Your assignment
The result should be an exact copy of the data, free of pictures.

Data records
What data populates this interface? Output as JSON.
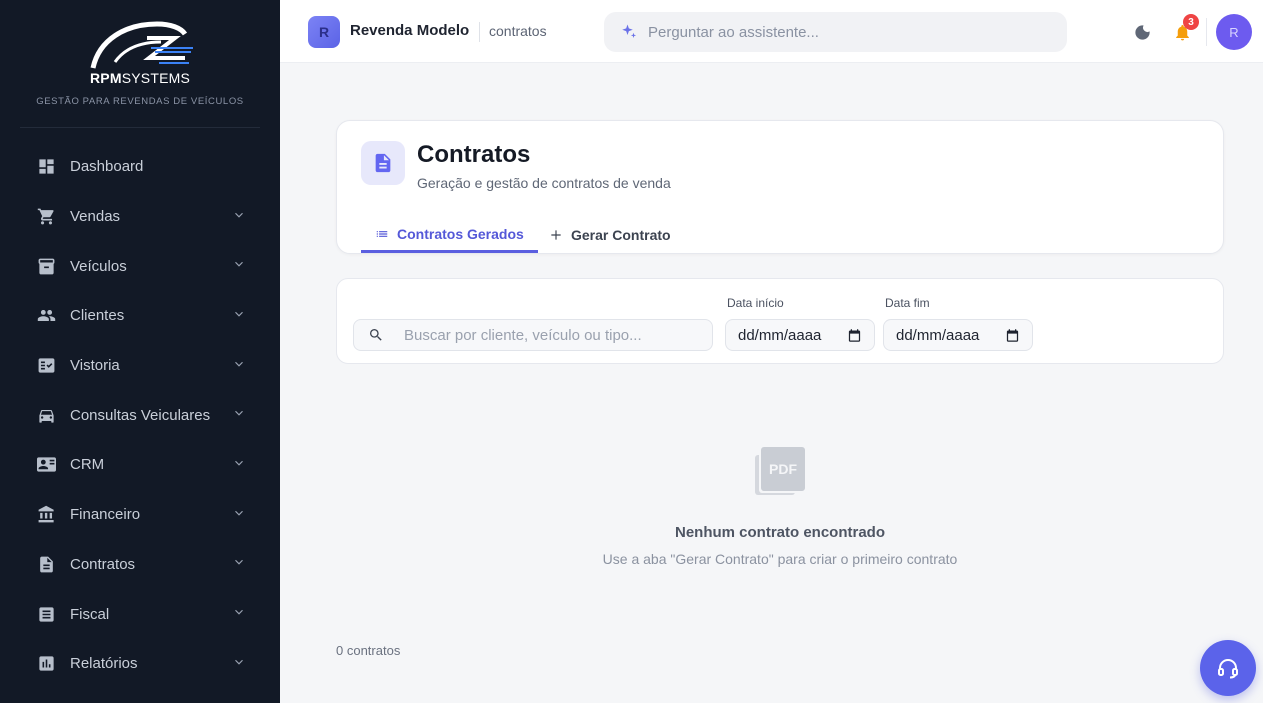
{
  "brand": {
    "name_bold": "RPM",
    "name_rest": "SYSTEMS",
    "tagline": "GESTÃO PARA REVENDAS DE VEÍCULOS"
  },
  "sidebar": {
    "items": [
      {
        "label": "Dashboard",
        "icon": "dashboard-icon",
        "has_submenu": false
      },
      {
        "label": "Vendas",
        "icon": "cart-icon",
        "has_submenu": true
      },
      {
        "label": "Veículos",
        "icon": "archive-icon",
        "has_submenu": true
      },
      {
        "label": "Clientes",
        "icon": "people-icon",
        "has_submenu": true
      },
      {
        "label": "Vistoria",
        "icon": "checklist-icon",
        "has_submenu": true
      },
      {
        "label": "Consultas Veiculares",
        "icon": "car-icon",
        "has_submenu": true
      },
      {
        "label": "CRM",
        "icon": "contact-card-icon",
        "has_submenu": true
      },
      {
        "label": "Financeiro",
        "icon": "bank-icon",
        "has_submenu": true
      },
      {
        "label": "Contratos",
        "icon": "document-icon",
        "has_submenu": true
      },
      {
        "label": "Fiscal",
        "icon": "receipt-icon",
        "has_submenu": true
      },
      {
        "label": "Relatórios",
        "icon": "bar-chart-icon",
        "has_submenu": true
      }
    ]
  },
  "header": {
    "store_initial": "R",
    "store_name": "Revenda Modelo",
    "breadcrumb": "contratos",
    "assistant_placeholder": "Perguntar ao assistente...",
    "notification_count": "3",
    "user_initial": "R"
  },
  "page": {
    "title": "Contratos",
    "subtitle": "Geração e gestão de contratos de venda",
    "tabs": [
      {
        "label": "Contratos Gerados",
        "active": true
      },
      {
        "label": "Gerar Contrato",
        "active": false
      }
    ]
  },
  "filters": {
    "search_placeholder": "Buscar por cliente, veículo ou tipo...",
    "start_label": "Data início",
    "start_value": "dd/mm/aaaa",
    "end_label": "Data fim",
    "end_value": "dd/mm/aaaa"
  },
  "empty": {
    "title": "Nenhum contrato encontrado",
    "subtitle": "Use a aba \"Gerar Contrato\" para criar o primeiro contrato"
  },
  "footer": {
    "count": "0 contratos"
  },
  "colors": {
    "sidebar_bg": "#121926",
    "accent": "#5b63ea",
    "badge": "#ef4444"
  }
}
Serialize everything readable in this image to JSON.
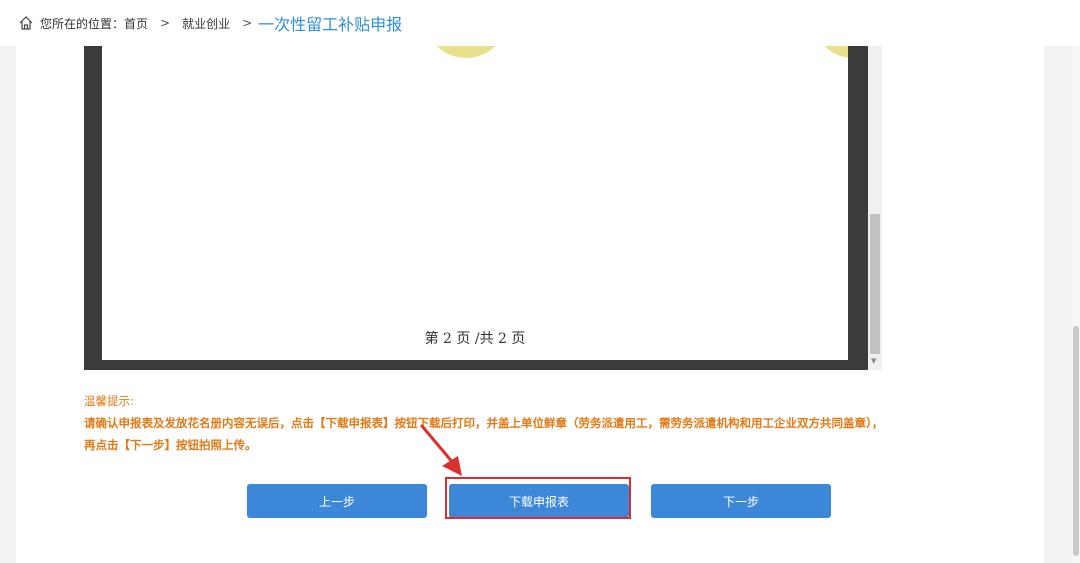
{
  "breadcrumb": {
    "prefix": "您所在的位置：",
    "items": [
      "首页",
      "就业创业"
    ],
    "separator": ">",
    "current": "一次性留工补贴申报"
  },
  "viewer": {
    "page_indicator": "第 2 页 /共 2 页"
  },
  "tips": {
    "title": "温馨提示:",
    "line1": "请确认申报表及发放花名册内容无误后，点击【下载申报表】按钮下载后打印，并盖上单位鲜章（劳务派遣用工，需劳务派遣机构和用工企业双方共同盖章），",
    "line2": "再点击【下一步】按钮拍照上传。"
  },
  "buttons": {
    "prev": "上一步",
    "download": "下载申报表",
    "next": "下一步"
  },
  "colors": {
    "accent": "#3d87d9",
    "tips": "#e07b18",
    "highlight": "#d9302f",
    "current_crumb": "#2f8fd6",
    "watermark": "#e8e08a"
  }
}
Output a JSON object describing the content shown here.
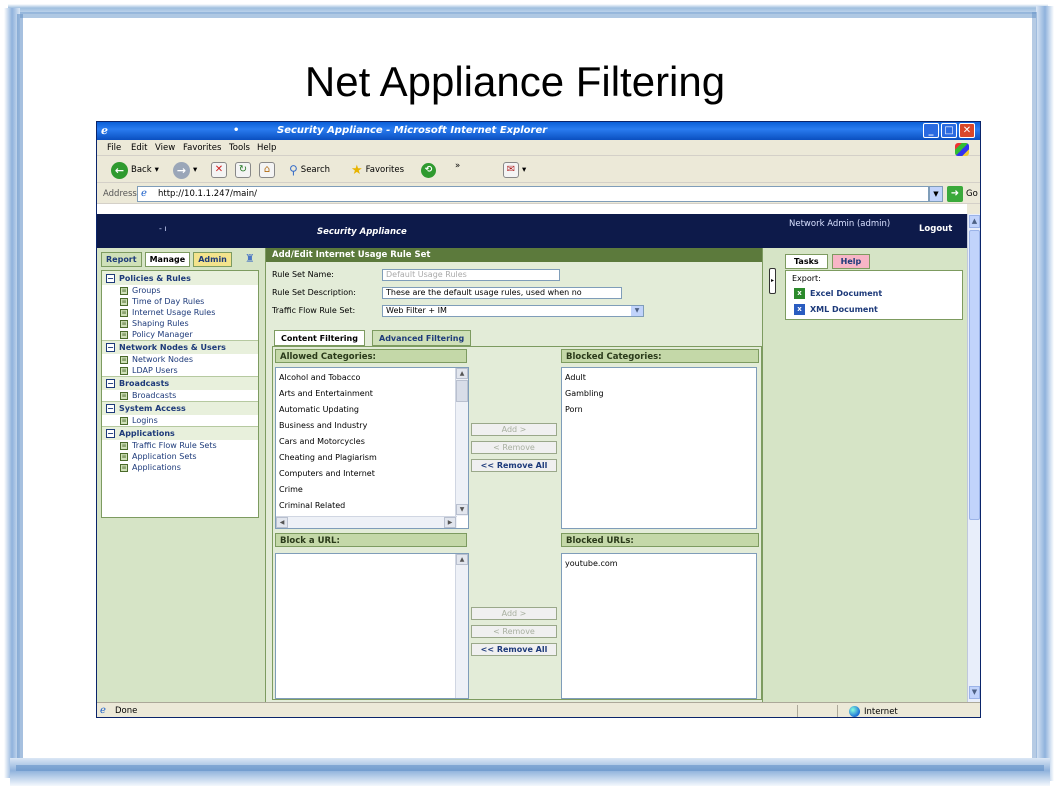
{
  "slide_title": "Net Appliance Filtering",
  "window": {
    "title": "Security Appliance - Microsoft Internet Explorer",
    "title_dot": "•",
    "buttons": {
      "min": "_",
      "max": "□",
      "close": "✕"
    }
  },
  "menu": [
    "File",
    "Edit",
    "View",
    "Favorites",
    "Tools",
    "Help"
  ],
  "toolbar": {
    "back": "Back",
    "search": "Search",
    "favorites": "Favorites",
    "chevron": "»"
  },
  "address": {
    "label": "Address",
    "url": "http://10.1.1.247/main/",
    "go": "Go"
  },
  "app_header": {
    "brand": "Security Appliance",
    "dots": "-  ı",
    "user": "Network Admin (admin)",
    "logout": "Logout"
  },
  "left_tabs": {
    "report": "Report",
    "manage": "Manage",
    "admin": "Admin"
  },
  "nav": [
    {
      "section": "Policies & Rules",
      "items": [
        "Groups",
        "Time of Day Rules",
        "Internet Usage Rules",
        "Shaping Rules",
        "Policy Manager"
      ]
    },
    {
      "section": "Network Nodes & Users",
      "items": [
        "Network Nodes",
        "LDAP Users"
      ]
    },
    {
      "section": "Broadcasts",
      "items": [
        "Broadcasts"
      ]
    },
    {
      "section": "System Access",
      "items": [
        "Logins"
      ]
    },
    {
      "section": "Applications",
      "items": [
        "Traffic Flow Rule Sets",
        "Application Sets",
        "Applications"
      ]
    }
  ],
  "form": {
    "heading": "Add/Edit Internet Usage Rule Set",
    "rule_set_name_label": "Rule Set Name:",
    "rule_set_name_value": "Default Usage Rules",
    "rule_set_desc_label": "Rule Set Description:",
    "rule_set_desc_value": "These are the default usage rules, used when no",
    "traffic_flow_label": "Traffic Flow Rule Set:",
    "traffic_flow_value": "Web Filter + IM",
    "tab_content": "Content Filtering",
    "tab_advanced": "Advanced Filtering",
    "allowed_header": "Allowed Categories:",
    "blocked_header": "Blocked Categories:",
    "allowed": [
      "Alcohol and Tobacco",
      "Arts and Entertainment",
      "Automatic Updating",
      "Business and Industry",
      "Cars and Motorcycles",
      "Cheating and Plagiarism",
      "Computers and Internet",
      "Crime",
      "Criminal Related"
    ],
    "blocked": [
      "Adult",
      "Gambling",
      "Porn"
    ],
    "add_btn": "Add >",
    "remove_btn": "< Remove",
    "remove_all_btn": "<< Remove All",
    "block_url_header": "Block a URL:",
    "blocked_urls_header": "Blocked URLs:",
    "blocked_urls": [
      "youtube.com"
    ]
  },
  "right_panel": {
    "tasks_tab": "Tasks",
    "help_tab": "Help",
    "export_label": "Export:",
    "excel": "Excel Document",
    "xml": "XML Document"
  },
  "status": {
    "done": "Done",
    "zone": "Internet"
  }
}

Result below
What data populates this interface? Output as JSON.
{
  "brand": {
    "name_bold": "RPM",
    "name_rest": "SYSTEMS",
    "tagline": "GESTÃO PARA REVENDAS DE VEÍCULOS"
  },
  "sidebar": {
    "items": [
      {
        "label": "Dashboard",
        "icon": "dashboard-icon",
        "has_submenu": false
      },
      {
        "label": "Vendas",
        "icon": "cart-icon",
        "has_submenu": true
      },
      {
        "label": "Veículos",
        "icon": "archive-icon",
        "has_submenu": true
      },
      {
        "label": "Clientes",
        "icon": "people-icon",
        "has_submenu": true
      },
      {
        "label": "Vistoria",
        "icon": "checklist-icon",
        "has_submenu": true
      },
      {
        "label": "Consultas Veiculares",
        "icon": "car-icon",
        "has_submenu": true
      },
      {
        "label": "CRM",
        "icon": "contact-card-icon",
        "has_submenu": true
      },
      {
        "label": "Financeiro",
        "icon": "bank-icon",
        "has_submenu": true
      },
      {
        "label": "Contratos",
        "icon": "document-icon",
        "has_submenu": true
      },
      {
        "label": "Fiscal",
        "icon": "receipt-icon",
        "has_submenu": true
      },
      {
        "label": "Relatórios",
        "icon": "bar-chart-icon",
        "has_submenu": true
      }
    ]
  },
  "header": {
    "store_initial": "R",
    "store_name": "Revenda Modelo",
    "breadcrumb": "contratos",
    "assistant_placeholder": "Perguntar ao assistente...",
    "notification_count": "3",
    "user_initial": "R"
  },
  "page": {
    "title": "Contratos",
    "subtitle": "Geração e gestão de contratos de venda",
    "tabs": [
      {
        "label": "Contratos Gerados",
        "active": true
      },
      {
        "label": "Gerar Contrato",
        "active": false
      }
    ]
  },
  "filters": {
    "search_placeholder": "Buscar por cliente, veículo ou tipo...",
    "start_label": "Data início",
    "start_value": "dd/mm/aaaa",
    "end_label": "Data fim",
    "end_value": "dd/mm/aaaa"
  },
  "empty": {
    "title": "Nenhum contrato encontrado",
    "subtitle": "Use a aba \"Gerar Contrato\" para criar o primeiro contrato"
  },
  "footer": {
    "count": "0 contratos"
  },
  "colors": {
    "sidebar_bg": "#121926",
    "accent": "#5b63ea",
    "badge": "#ef4444"
  }
}
Serialize everything readable in this image to JSON.
{
  "breadcrumb": {
    "prefix": "您所在的位置：",
    "items": [
      "首页",
      "就业创业"
    ],
    "separator": ">",
    "current": "一次性留工补贴申报"
  },
  "viewer": {
    "page_indicator": "第 2 页 /共 2 页"
  },
  "tips": {
    "title": "温馨提示:",
    "line1": "请确认申报表及发放花名册内容无误后，点击【下载申报表】按钮下载后打印，并盖上单位鲜章（劳务派遣用工，需劳务派遣机构和用工企业双方共同盖章），",
    "line2": "再点击【下一步】按钮拍照上传。"
  },
  "buttons": {
    "prev": "上一步",
    "download": "下载申报表",
    "next": "下一步"
  },
  "colors": {
    "accent": "#3d87d9",
    "tips": "#e07b18",
    "highlight": "#d9302f",
    "current_crumb": "#2f8fd6",
    "watermark": "#e8e08a"
  }
}
Output a JSON object describing the content shown here.
{
  "slide_title": "Net Appliance Filtering",
  "window": {
    "title": "Security Appliance - Microsoft Internet Explorer",
    "title_dot": "•",
    "buttons": {
      "min": "_",
      "max": "□",
      "close": "✕"
    }
  },
  "menu": [
    "File",
    "Edit",
    "View",
    "Favorites",
    "Tools",
    "Help"
  ],
  "toolbar": {
    "back": "Back",
    "search": "Search",
    "favorites": "Favorites",
    "chevron": "»"
  },
  "address": {
    "label": "Address",
    "url": "http://10.1.1.247/main/",
    "go": "Go"
  },
  "app_header": {
    "brand": "Security Appliance",
    "dots": "-  ı",
    "user": "Network Admin (admin)",
    "logout": "Logout"
  },
  "left_tabs": {
    "report": "Report",
    "manage": "Manage",
    "admin": "Admin"
  },
  "nav": [
    {
      "section": "Policies & Rules",
      "items": [
        "Groups",
        "Time of Day Rules",
        "Internet Usage Rules",
        "Shaping Rules",
        "Policy Manager"
      ]
    },
    {
      "section": "Network Nodes & Users",
      "items": [
        "Network Nodes",
        "LDAP Users"
      ]
    },
    {
      "section": "Broadcasts",
      "items": [
        "Broadcasts"
      ]
    },
    {
      "section": "System Access",
      "items": [
        "Logins"
      ]
    },
    {
      "section": "Applications",
      "items": [
        "Traffic Flow Rule Sets",
        "Application Sets",
        "Applications"
      ]
    }
  ],
  "form": {
    "heading": "Add/Edit Internet Usage Rule Set",
    "rule_set_name_label": "Rule Set Name:",
    "rule_set_name_value": "Default Usage Rules",
    "rule_set_desc_label": "Rule Set Description:",
    "rule_set_desc_value": "These are the default usage rules, used when no",
    "traffic_flow_label": "Traffic Flow Rule Set:",
    "traffic_flow_value": "Web Filter + IM",
    "tab_content": "Content Filtering",
    "tab_advanced": "Advanced Filtering",
    "allowed_header": "Allowed Categories:",
    "blocked_header": "Blocked Categories:",
    "allowed": [
      "Alcohol and Tobacco",
      "Arts and Entertainment",
      "Automatic Updating",
      "Business and Industry",
      "Cars and Motorcycles",
      "Cheating and Plagiarism",
      "Computers and Internet",
      "Crime",
      "Criminal Related"
    ],
    "blocked": [
      "Adult",
      "Gambling",
      "Porn"
    ],
    "add_btn": "Add >",
    "remove_btn": "< Remove",
    "remove_all_btn": "<< Remove All",
    "block_url_header": "Block a URL:",
    "blocked_urls_header": "Blocked URLs:",
    "blocked_urls": [
      "youtube.com"
    ]
  },
  "right_panel": {
    "tasks_tab": "Tasks",
    "help_tab": "Help",
    "export_label": "Export:",
    "excel": "Excel Document",
    "xml": "XML Document"
  },
  "status": {
    "done": "Done",
    "zone": "Internet"
  }
}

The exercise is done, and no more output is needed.